> **Exercise requirements**
When a line in the data below includes "root", pick it out and copy it.

[[ Data records open ]]

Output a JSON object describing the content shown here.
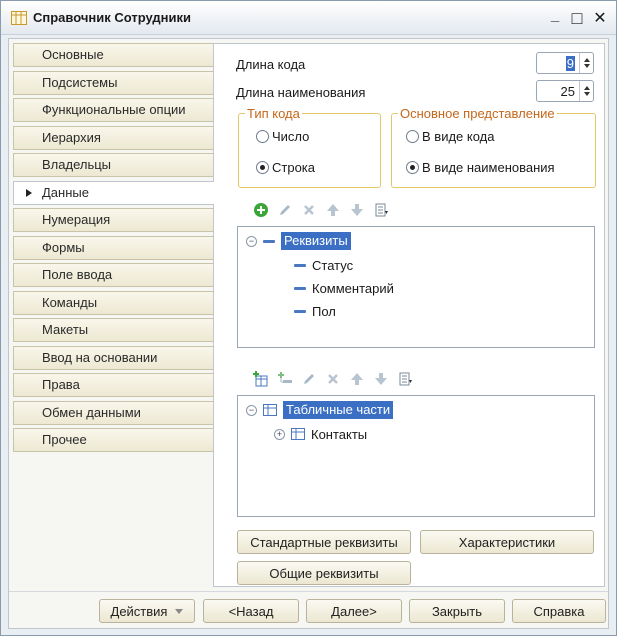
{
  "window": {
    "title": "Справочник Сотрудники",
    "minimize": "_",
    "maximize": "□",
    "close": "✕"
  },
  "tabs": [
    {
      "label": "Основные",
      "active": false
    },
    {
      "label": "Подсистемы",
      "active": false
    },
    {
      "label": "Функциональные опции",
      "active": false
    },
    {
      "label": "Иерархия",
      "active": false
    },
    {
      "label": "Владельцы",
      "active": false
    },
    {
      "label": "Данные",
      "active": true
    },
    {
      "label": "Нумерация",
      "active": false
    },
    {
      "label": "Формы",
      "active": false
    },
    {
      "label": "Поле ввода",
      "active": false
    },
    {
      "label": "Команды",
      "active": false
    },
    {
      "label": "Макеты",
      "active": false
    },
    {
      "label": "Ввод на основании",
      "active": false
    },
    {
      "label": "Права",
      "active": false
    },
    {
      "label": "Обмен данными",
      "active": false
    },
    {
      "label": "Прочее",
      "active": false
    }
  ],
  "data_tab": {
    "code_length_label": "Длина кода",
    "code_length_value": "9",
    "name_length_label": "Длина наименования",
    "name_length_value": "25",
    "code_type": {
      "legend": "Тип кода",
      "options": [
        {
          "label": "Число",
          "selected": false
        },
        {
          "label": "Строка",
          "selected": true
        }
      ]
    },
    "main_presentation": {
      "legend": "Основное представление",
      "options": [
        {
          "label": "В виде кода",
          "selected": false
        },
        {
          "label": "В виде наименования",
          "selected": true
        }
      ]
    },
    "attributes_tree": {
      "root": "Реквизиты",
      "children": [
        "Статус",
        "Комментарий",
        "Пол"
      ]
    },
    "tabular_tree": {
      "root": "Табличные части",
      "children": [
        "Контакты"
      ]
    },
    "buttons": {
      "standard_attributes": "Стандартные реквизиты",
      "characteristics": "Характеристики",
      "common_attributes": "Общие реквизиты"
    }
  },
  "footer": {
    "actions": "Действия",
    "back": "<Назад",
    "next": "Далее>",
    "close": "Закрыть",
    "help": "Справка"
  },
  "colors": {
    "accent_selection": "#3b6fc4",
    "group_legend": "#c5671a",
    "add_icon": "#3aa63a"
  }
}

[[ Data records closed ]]

> **Response**
      "root": "Реквизиты",
      "root": "Табличные части",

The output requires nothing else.